Student organization brings together anime, cartoons, games and community
By LYNN CHEN — email@example.com
To those who watch anime, animated TV from Japan, it can represent anything: a pastime, a source of comfort, a nostalgic memory or even a source of inspiration. Communities are built on discussing, sharing and enjoying anime, and one such community is the Davis Anime Club. Currently, the club boasts over 200 members on Discord.
Anime has withstood the test of time at UC Davis. Just recently, the club celebrated its 30th anniversary at Kobe Mini Mart downtown. The club hosted a costume café event for its members, complete with snacks, drinks, dance performances, raffles and cosplay.
Gage Heeszel, the member manager for the club and fourth-year managerial economics major, said that the club was hoping to use the cosplay event to fundraise for the Davis Anime Convention (DAiCon), a popular event the club used to host before the pandemic hit.
According to Avery Xiao, the secretary of the club and a second-year math major, DAiCon was a place for anime enthusiasts to sell their art and merchandise as well as attend guest speaker panels that once featured staff from Crunchyroll, an anime streaming service.
“Our goal right now is to start up our convention again on campus,” Heeszel said. “From what I know, it was a very big success in the past, and everyone really wants to see it return. We haven’t really had the funds to make it happen just yet, but hopefully, with the cost of the café and all of our other fundraising efforts, it’s going to happen.”
The club also hosts weekly meetings on Wednesdays and Thursdays during which members socialize and watch anime movies and shows, as well as participate in fun trivia activities.

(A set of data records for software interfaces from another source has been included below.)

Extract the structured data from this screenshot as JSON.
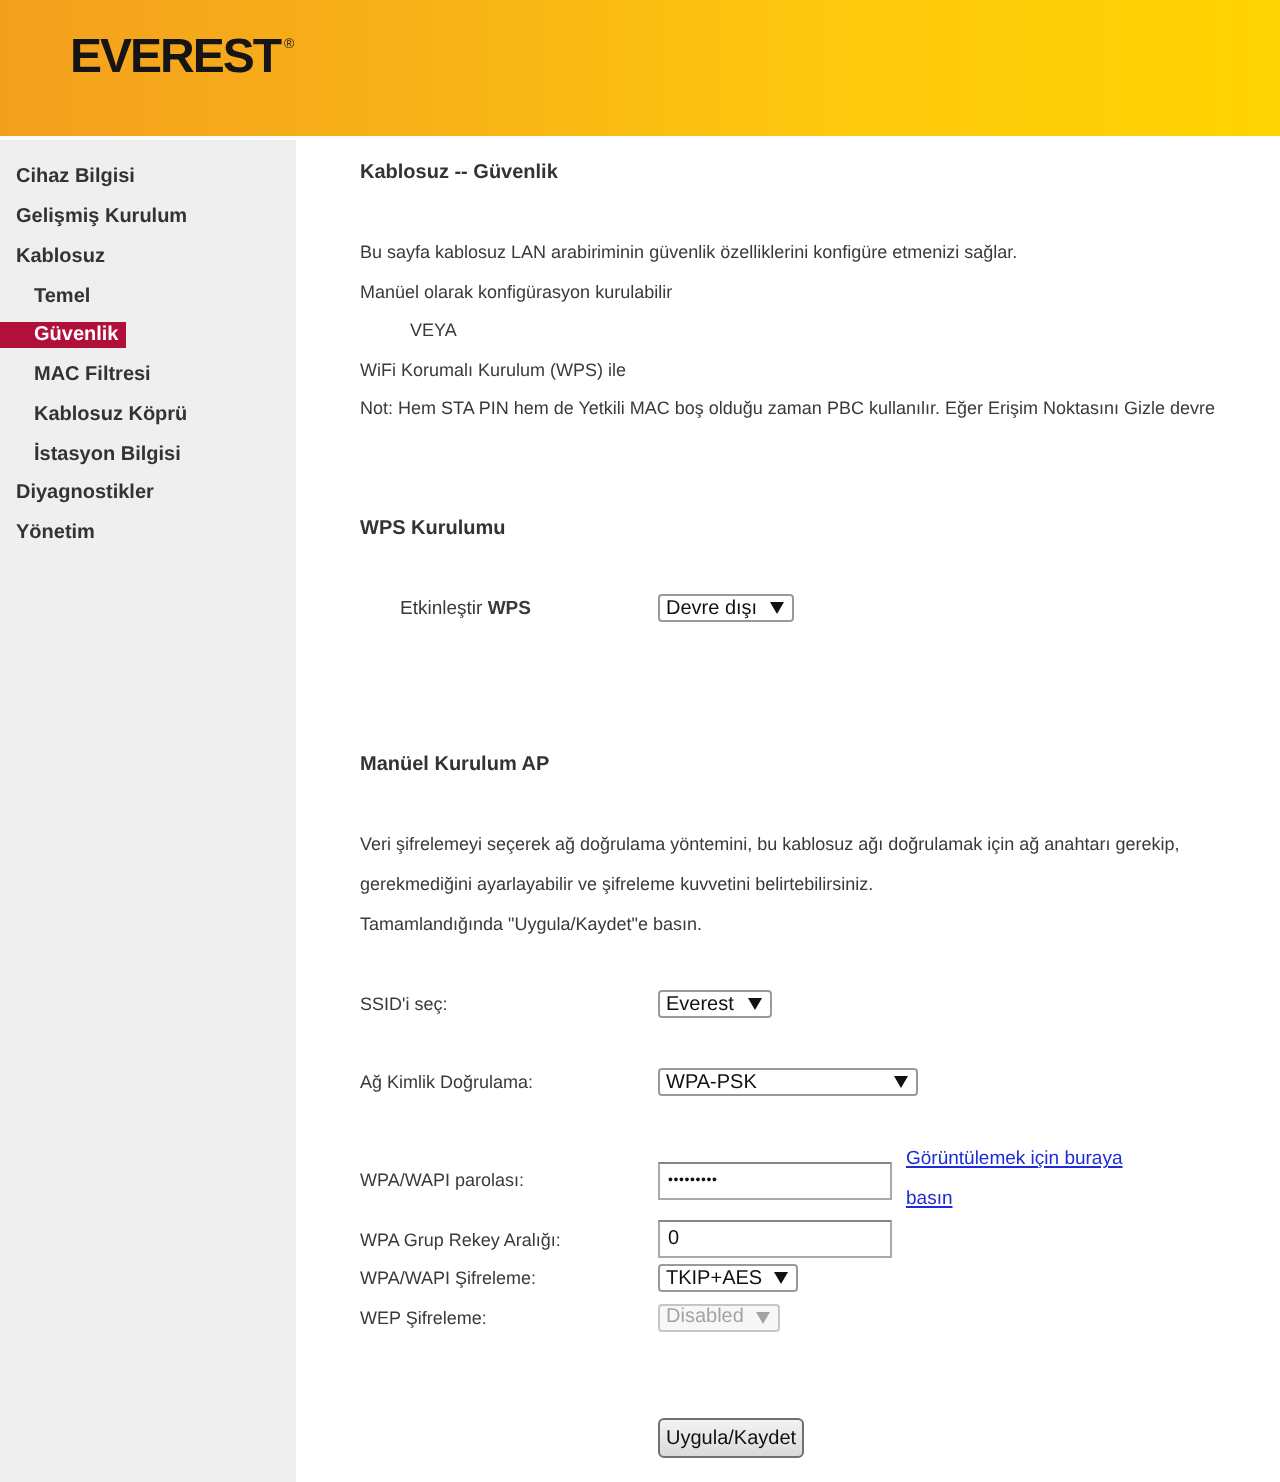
{
  "header": {
    "logo": "EVEREST",
    "logo_mark": "®"
  },
  "sidebar": {
    "items": [
      {
        "label": "Cihaz Bilgisi",
        "selected": false
      },
      {
        "label": "Gelişmiş Kurulum",
        "selected": false
      },
      {
        "label": "Kablosuz",
        "selected": false,
        "children": [
          {
            "label": "Temel",
            "selected": false
          },
          {
            "label": "Güvenlik",
            "selected": true
          },
          {
            "label": "MAC Filtresi",
            "selected": false
          },
          {
            "label": "Kablosuz Köprü",
            "selected": false
          },
          {
            "label": "İstasyon Bilgisi",
            "selected": false
          }
        ]
      },
      {
        "label": "Diyagnostikler",
        "selected": false
      },
      {
        "label": "Yönetim",
        "selected": false
      }
    ]
  },
  "page": {
    "title": "Kablosuz -- Güvenlik",
    "intro": [
      {
        "text": "Bu sayfa kablosuz LAN arabiriminin güvenlik özelliklerini konfigüre etmenizi sağlar.",
        "indented": false
      },
      {
        "text": "Manüel olarak konfigürasyon kurulabilir",
        "indented": false
      },
      {
        "text": "VEYA",
        "indented": true
      },
      {
        "text": "WiFi Korumalı Kurulum (WPS) ile",
        "indented": false
      },
      {
        "text": "Not: Hem STA PIN hem de Yetkili MAC boş olduğu zaman PBC kullanılır. Eğer Erişim Noktasını Gizle devre",
        "indented": false
      }
    ]
  },
  "wps": {
    "heading": "WPS Kurulumu",
    "label": "Etkinleştir **WPS**",
    "value": "Devre dışı",
    "disabled": false
  },
  "manual": {
    "heading": "Manüel Kurulum AP",
    "description": [
      "Veri şifrelemeyi seçerek ağ doğrulama yöntemini, bu kablosuz ağı doğrulamak için ağ anahtarı gerekip,\ngerekmediğini ayarlayabilir ve şifreleme kuvvetini belirtebilirsiniz.",
      "Tamamlandığında \"Uygula/Kaydet\"e basın."
    ],
    "fields": [
      {
        "kind": "select",
        "label": "SSID'i seç:",
        "value": "Everest",
        "disabled": false
      },
      {
        "kind": "select",
        "label": "Ağ Kimlik Doğrulama:",
        "value": "WPA-PSK",
        "disabled": false
      },
      {
        "kind": "password",
        "label": "WPA/WAPI parolası:",
        "value": "•••••••••",
        "link": "Görüntülemek için buraya basın"
      },
      {
        "kind": "text",
        "label": "WPA Grup Rekey Aralığı:",
        "value": "0"
      },
      {
        "kind": "select",
        "label": "WPA/WAPI Şifreleme:",
        "value": "TKIP+AES",
        "disabled": false
      },
      {
        "kind": "select",
        "label": "WEP Şifreleme:",
        "value": "Disabled",
        "disabled": true
      }
    ],
    "button": "Uygula/Kaydet"
  }
}
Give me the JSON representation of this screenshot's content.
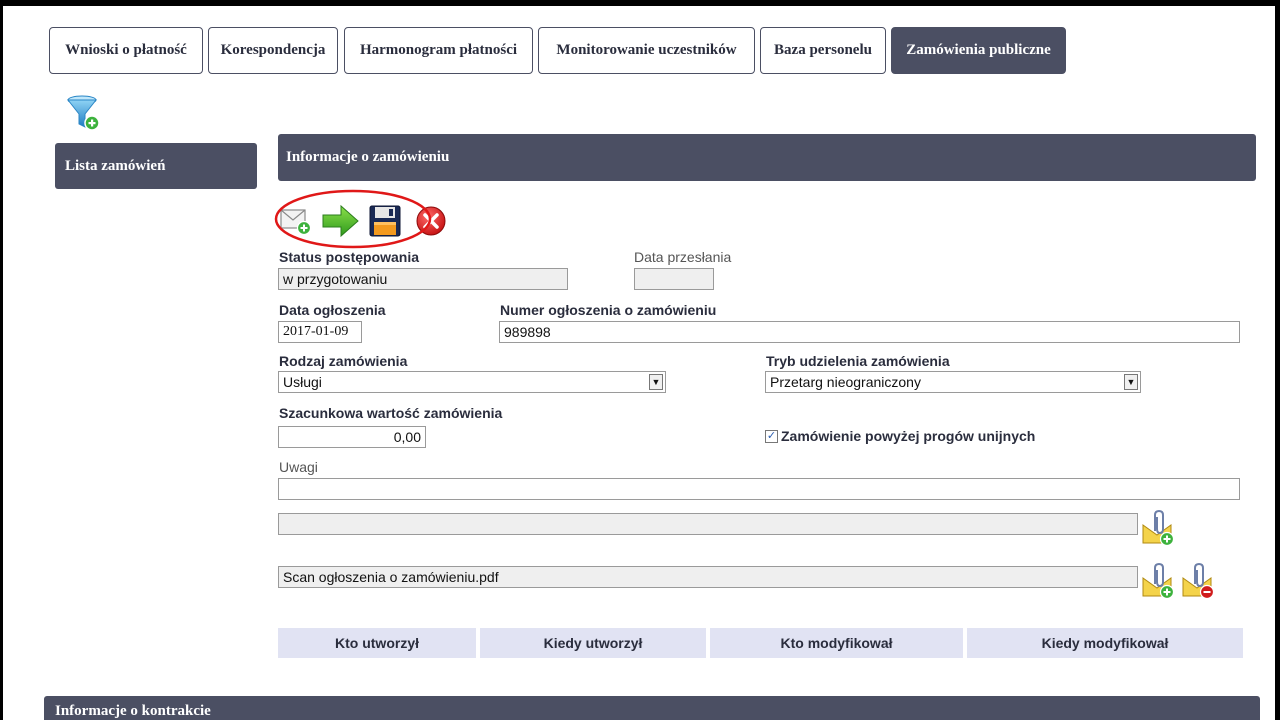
{
  "tabs": [
    {
      "label": "Wnioski o płatność",
      "active": false
    },
    {
      "label": "Korespondencja",
      "active": false
    },
    {
      "label": "Harmonogram płatności",
      "active": false
    },
    {
      "label": "Monitorowanie uczestników",
      "active": false
    },
    {
      "label": "Baza personelu",
      "active": false
    },
    {
      "label": "Zamówienia publiczne",
      "active": true
    }
  ],
  "sidebar": {
    "lista_label": "Lista zamówień"
  },
  "section": {
    "title": "Informacje o zamówieniu",
    "bottom_title": "Informacje o kontrakcie"
  },
  "toolbar": {
    "icons": [
      "send-mail-icon",
      "arrow-right-icon",
      "save-icon",
      "delete-icon"
    ]
  },
  "form": {
    "status_label": "Status postępowania",
    "status_value": "w przygotowaniu",
    "data_przeslania_label": "Data przesłania",
    "data_przeslania_value": "",
    "data_ogloszenia_label": "Data ogłoszenia",
    "data_ogloszenia_value": "2017-01-09",
    "numer_label": "Numer ogłoszenia o zamówieniu",
    "numer_value": "989898",
    "rodzaj_label": "Rodzaj zamówienia",
    "rodzaj_value": "Usługi",
    "tryb_label": "Tryb udzielenia zamówienia",
    "tryb_value": "Przetarg nieograniczony",
    "wartosc_label": "Szacunkowa wartość zamówienia",
    "wartosc_value": "0,00",
    "progi_label": "Zamówienie powyżej progów unijnych",
    "progi_checked": true,
    "uwagi_label": "Uwagi",
    "uwagi_value": "",
    "attachment_empty": "",
    "attachment_file": "Scan ogłoszenia o zamówieniu.pdf"
  },
  "footer": {
    "kto_utworzyl": "Kto utworzył",
    "kiedy_utworzyl": "Kiedy utworzył",
    "kto_modyfikowal": "Kto modyfikował",
    "kiedy_modyfikowal": "Kiedy modyfikował"
  },
  "colors": {
    "header": "#4b4f63",
    "highlight_ring": "#e01818",
    "footer_bg": "#e1e3f3"
  }
}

Officers of the club pick anime to watch each quarter based on what they believe the club will like and whether the show is appropriate to the student audience; however, opinions on the latter are changing.
“This quarter, we [are] also branching out with shows,” Xiao said. “Normally, we show shows that are generally really safe to watch, but now [we’re] also branching into other genres like horror or really bloody fighting shows.”
Davis Anime Club also has several sub-clubs that cater to other types of media and entertainment members might enjoy, such as the Western Animation Club, which screens animated shows from outside of Japan; the Tabletop Club, which allows members to play board games or role-playing one-shot games; and the club’s official art team, which provides members a creative outlet in the anime community.
Overall, the club aims to provide a safe and inclusive space for its members to bond over their shared interest.
“We’re very closely tied with other communities,” Heeszel said. “Minority groups, the LGBTQ+ community — these groups are just very intrinsically baked into our community. We do different things to make people feel welcome.”
Mickaela Del Ponzo, the graphic designer for the club and a third-year design major, also attributes the club’s welcoming nature to its large size.
“[Davis Anime Club] is truly made with the club members in mind,” Del Ponzo said via Discord direct messaging. “Our officers are always discussing how to create anime line-ups and events that our members will enjoy.”
Additionally, according to Del Ponzo, officers of the club will check in on members through surveys to make sure they feel heard.
Heeszel said that the club has grown quickly at UC Davis because people have become more open-minded in their tastes for entertainment.
“In recent years, people have been allowing themselves to be freer and to enjoy different things because [anime] was definitely seen as cringe for a while,” Heeszel said.
However, despite anime’s new-found popularity and the club’s high member count, meeting participation has stagnated due to the pandemic.
“Our club meetings are relatively small, especially later in the quarter because of midterms,” Xiao said. “We’re hoping to advertise our clubs more so that we can have a full classroom of people watching anime together. Before quarantine, according to our seniors, the classrooms would be full and there would be a lot of talking and socializing. It would be really nice to bring back those kinds of days.”
Written by: Lynn Chen — firstname.lastname@example.org